Genre: Bildungsroman, Fiction

Book Jacket Synopsis: “Cath is a Simon Snow fan. Okay, the whole world is a Simon Snow fan… But for Cath, being a fan is her life – and she’s really good at it. She and her twin sister, Wren, ensconced themselves in the Simon Snow series when they were just kids; it’s what got them through their mother leaving. Reading. Rereading. Hanging out in Simon Snow forums, writing Simon Snow fan fiction, dressing up like the characters for every movie premiere. Cath’s sister has mostly grown away from fandom, but Cath can’t let go. She doesn’t want to. Now that they’re going to college, Wren has told Cath she doesn’t want to be roommates. Cath is on her own, completely outside of her comfort zone. She’s got a surly roommate with a charming, always-around boyfriend; a fiction-writing professor who thinks fan fiction is the end of the civilized world; a handsome classmate who only wants to talk about words… and she can’t stop worrying about her dad, who’s loving and fragile and has never really been alone. For Cath the question is: Can she do this? Can she make it without Wren holding her hand? Is she ready to start living her own life? And does she even want to move on if it means leaving Simon Snow behind?”

Review: Hats off to you, Rainbow Rowell. As I predicted at the end of my Eleanor and Park (https://bannedbookbrigade.wordpress.com/2016/04/19/bonus-book-eleanor-and-park-by-rainbow-rowell/) review, I had a sneaking suspicion that I would enjoy Fangirl. That suspicion was confirmed just a few chapters into the book. If I had to decipher the root of my affection for this novel, I think it would come down to excellent, excellent character development. I don’t know that everyone will love Cath as a narrator and protagonist. She is socially incompetent, completely and happily isolated in her world of Simon Snow and fan fiction. Her identical twin sister, Wren, and her bipolar father are the only two people who have ever successfully coaxed Cath out of her coveted isolation. But when she gets to college and finds that Wren is hell-bent on gaining some independence, she cuts herself off from everything except classes and Simon Snow. Her isolation is short-lived, however, when her blunt and surly roommate, Reagan, begins to pity her and somewhat grudgingly draws Cath under her wing. My reasons for identifying with both Cath and Reagan are vastly different. With Cath, the “crazy” in her reminds me a lot of the crazy in me. Her social anxiety, tendency towards jealousy, and ability to completely disappear in an imaginary world all ring true to certain traits of my own. And with Reagan, I couldn’t help but laugh almost every time she interacted with Cath. The quotes below are some of my favorite from Fangirl and all of them belong to Reagan.

“If God put me into your life to keep you from wearing a fucking tail,” Reagan said, “I accept the assignment.”
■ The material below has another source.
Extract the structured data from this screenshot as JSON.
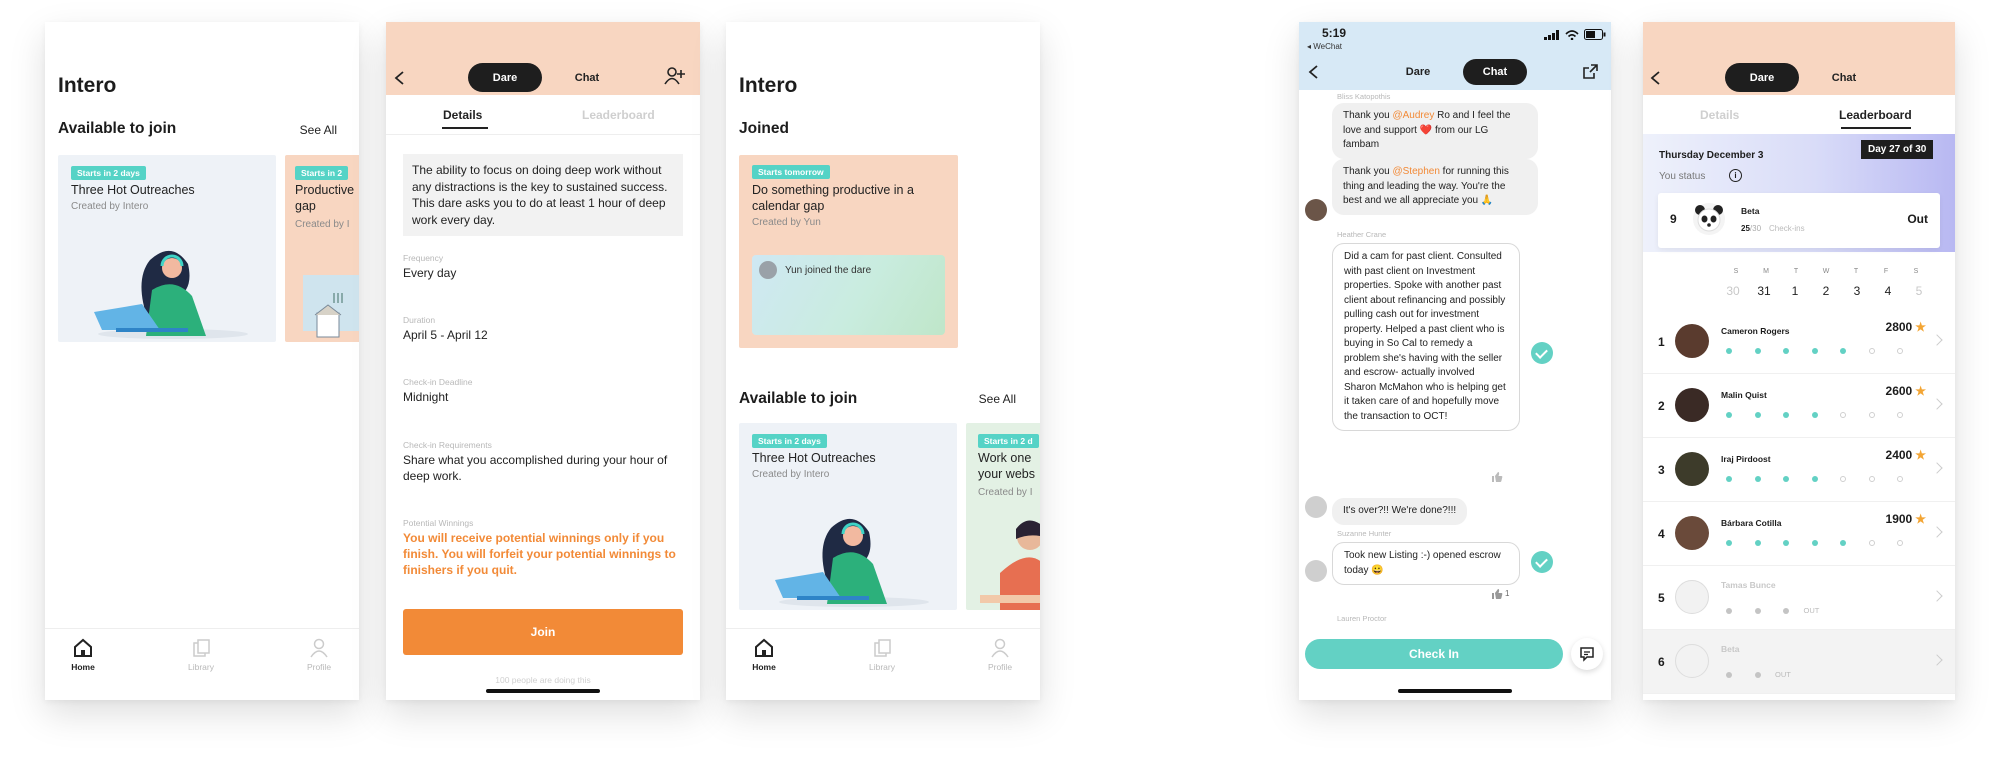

“If he were still my boyfriend, we’d have to throw down. But he’s not. So let’s go have lunch, okay?”

“He talks about you like you’re something he found in a natural history museum.”

Cath: “Have you been watching me sleep?” Reagan: “Yes, Bella. Are you awake?”

All in all, I can understand why Rainbow Rowell fans herald Fangirl as her defining and most successful work. It’s one of the best-told and realistic coming-of-age stories I have ever read, and I am sure it will be one that I reread many times in the years to come.

Rating:

Five_Star